[Data records for software interfaces]
====
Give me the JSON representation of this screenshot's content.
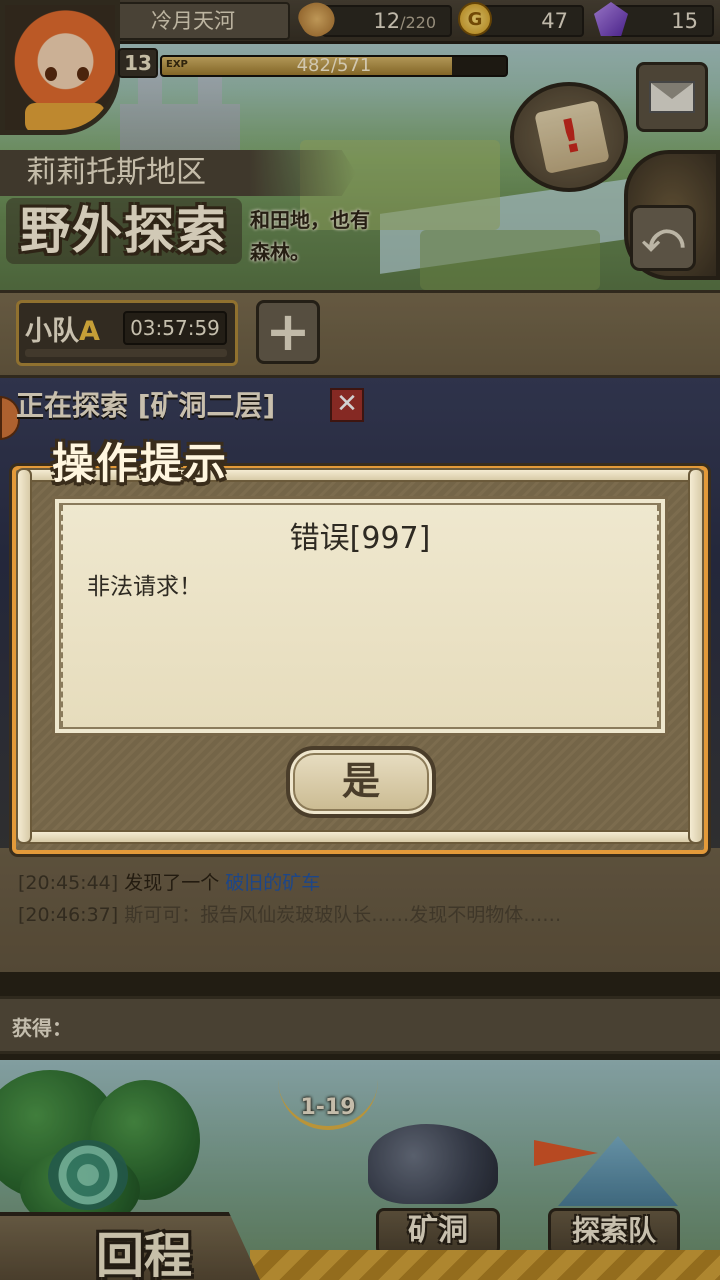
{
  "player": {
    "name": "冷月天河",
    "level": "13",
    "exp_label": "EXP",
    "exp_text": "482/571",
    "exp_fraction": 0.844
  },
  "resources": {
    "stamina_value": "12",
    "stamina_max": "/220",
    "gold": "47",
    "gems": "15",
    "gold_icon_glyph": "G"
  },
  "region": {
    "name": "莉莉托斯地区",
    "desc_line1": "和田地，也有",
    "desc_line2": "森林。",
    "mode_title": "野外探索"
  },
  "squad": {
    "name_prefix": "小队",
    "name_letter": "A",
    "timer": "03:57:59",
    "add_glyph": "+"
  },
  "exploration": {
    "status_text": "正在探索 [矿洞二层]",
    "close_glyph": "✕"
  },
  "log": [
    {
      "time": "[20:45:44]",
      "text": " 发现了一个 ",
      "link": "破旧的矿车"
    },
    {
      "time": "[20:46:37]",
      "text": " 斯可可：报告风仙炭玻玻队长……发现不明物体……",
      "link": ""
    }
  ],
  "obtained": {
    "label": "获得："
  },
  "bottom_nav": {
    "stage": "1-19",
    "mine_label": "矿洞",
    "team_label": "探索队",
    "return_label": "回程"
  },
  "buttons": {
    "back_glyph": "⤺"
  },
  "modal": {
    "title": "操作提示",
    "heading": "错误[997]",
    "message": "非法请求！",
    "ok_label": "是"
  },
  "colors": {
    "accent_orange": "#e39a3a",
    "link_blue": "#2456a6",
    "gold": "#d29a1c"
  }
}
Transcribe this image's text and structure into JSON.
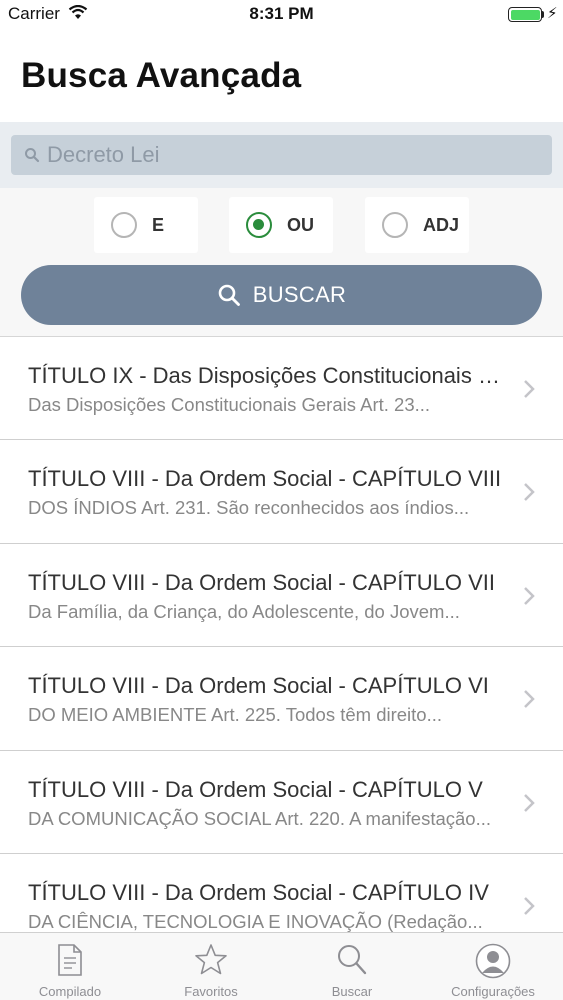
{
  "status_bar": {
    "carrier": "Carrier",
    "time": "8:31 PM",
    "battery_level": 1.0
  },
  "page": {
    "title": "Busca Avançada"
  },
  "search": {
    "placeholder": "Decreto Lei"
  },
  "operators": [
    {
      "label": "E",
      "selected": false
    },
    {
      "label": "OU",
      "selected": true
    },
    {
      "label": "ADJ",
      "selected": false
    }
  ],
  "buscar_button": {
    "label": "BUSCAR"
  },
  "results": [
    {
      "title": "TÍTULO IX - Das Disposições Constitucionais Gerais",
      "subtitle": "Das Disposições Constitucionais Gerais Art. 23..."
    },
    {
      "title": "TÍTULO VIII - Da Ordem Social - CAPÍTULO VIII",
      "subtitle": "DOS ÍNDIOS Art. 231. São reconhecidos aos índios..."
    },
    {
      "title": "TÍTULO VIII - Da Ordem Social - CAPÍTULO VII",
      "subtitle": "Da Família, da Criança, do Adolescente, do Jovem..."
    },
    {
      "title": "TÍTULO VIII - Da Ordem Social - CAPÍTULO VI",
      "subtitle": "DO MEIO AMBIENTE Art. 225. Todos têm direito..."
    },
    {
      "title": "TÍTULO VIII - Da Ordem Social - CAPÍTULO V",
      "subtitle": "DA COMUNICAÇÃO SOCIAL Art. 220. A manifestação..."
    },
    {
      "title": "TÍTULO VIII - Da Ordem Social - CAPÍTULO IV",
      "subtitle": "DA CIÊNCIA, TECNOLOGIA E INOVAÇÃO (Redação..."
    }
  ],
  "tab_bar": {
    "tabs": [
      {
        "label": "Compilado",
        "icon": "document-icon"
      },
      {
        "label": "Favoritos",
        "icon": "star-icon"
      },
      {
        "label": "Buscar",
        "icon": "search-icon"
      },
      {
        "label": "Configurações",
        "icon": "profile-icon"
      }
    ]
  },
  "colors": {
    "accent_green": "#2a8c3c",
    "button_slate": "#6f8299",
    "search_field": "#c6d0d9",
    "battery_green": "#4cd964"
  }
}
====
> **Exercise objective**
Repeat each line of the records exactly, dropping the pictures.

> **Result**
Give me the JSON representation of this screenshot's content.
{
  "player": {
    "name": "冷月天河",
    "level": "13",
    "exp_label": "EXP",
    "exp_text": "482/571",
    "exp_fraction": 0.844
  },
  "resources": {
    "stamina_value": "12",
    "stamina_max": "/220",
    "gold": "47",
    "gems": "15",
    "gold_icon_glyph": "G"
  },
  "region": {
    "name": "莉莉托斯地区",
    "desc_line1": "和田地，也有",
    "desc_line2": "森林。",
    "mode_title": "野外探索"
  },
  "squad": {
    "name_prefix": "小队",
    "name_letter": "A",
    "timer": "03:57:59",
    "add_glyph": "+"
  },
  "exploration": {
    "status_text": "正在探索 [矿洞二层]",
    "close_glyph": "✕"
  },
  "log": [
    {
      "time": "[20:45:44]",
      "text": " 发现了一个 ",
      "link": "破旧的矿车"
    },
    {
      "time": "[20:46:37]",
      "text": " 斯可可：报告风仙炭玻玻队长……发现不明物体……",
      "link": ""
    }
  ],
  "obtained": {
    "label": "获得："
  },
  "bottom_nav": {
    "stage": "1-19",
    "mine_label": "矿洞",
    "team_label": "探索队",
    "return_label": "回程"
  },
  "buttons": {
    "back_glyph": "⤺"
  },
  "modal": {
    "title": "操作提示",
    "heading": "错误[997]",
    "message": "非法请求！",
    "ok_label": "是"
  },
  "colors": {
    "accent_orange": "#e39a3a",
    "link_blue": "#2456a6",
    "gold": "#d29a1c"
  }
}
Transcribe this image's text and structure into JSON.
{
  "status_bar": {
    "carrier": "Carrier",
    "time": "8:31 PM",
    "battery_level": 1.0
  },
  "page": {
    "title": "Busca Avançada"
  },
  "search": {
    "placeholder": "Decreto Lei"
  },
  "operators": [
    {
      "label": "E",
      "selected": false
    },
    {
      "label": "OU",
      "selected": true
    },
    {
      "label": "ADJ",
      "selected": false
    }
  ],
  "buscar_button": {
    "label": "BUSCAR"
  },
  "results": [
    {
      "title": "TÍTULO IX - Das Disposições Constitucionais Gerais",
      "subtitle": "Das Disposições Constitucionais Gerais Art. 23..."
    },
    {
      "title": "TÍTULO VIII - Da Ordem Social - CAPÍTULO VIII",
      "subtitle": "DOS ÍNDIOS Art. 231. São reconhecidos aos índios..."
    },
    {
      "title": "TÍTULO VIII - Da Ordem Social - CAPÍTULO VII",
      "subtitle": "Da Família, da Criança, do Adolescente, do Jovem..."
    },
    {
      "title": "TÍTULO VIII - Da Ordem Social - CAPÍTULO VI",
      "subtitle": "DO MEIO AMBIENTE Art. 225. Todos têm direito..."
    },
    {
      "title": "TÍTULO VIII - Da Ordem Social - CAPÍTULO V",
      "subtitle": "DA COMUNICAÇÃO SOCIAL Art. 220. A manifestação..."
    },
    {
      "title": "TÍTULO VIII - Da Ordem Social - CAPÍTULO IV",
      "subtitle": "DA CIÊNCIA, TECNOLOGIA E INOVAÇÃO (Redação..."
    }
  ],
  "tab_bar": {
    "tabs": [
      {
        "label": "Compilado",
        "icon": "document-icon"
      },
      {
        "label": "Favoritos",
        "icon": "star-icon"
      },
      {
        "label": "Buscar",
        "icon": "search-icon"
      },
      {
        "label": "Configurações",
        "icon": "profile-icon"
      }
    ]
  },
  "colors": {
    "accent_green": "#2a8c3c",
    "button_slate": "#6f8299",
    "search_field": "#c6d0d9",
    "battery_green": "#4cd964"
  }
}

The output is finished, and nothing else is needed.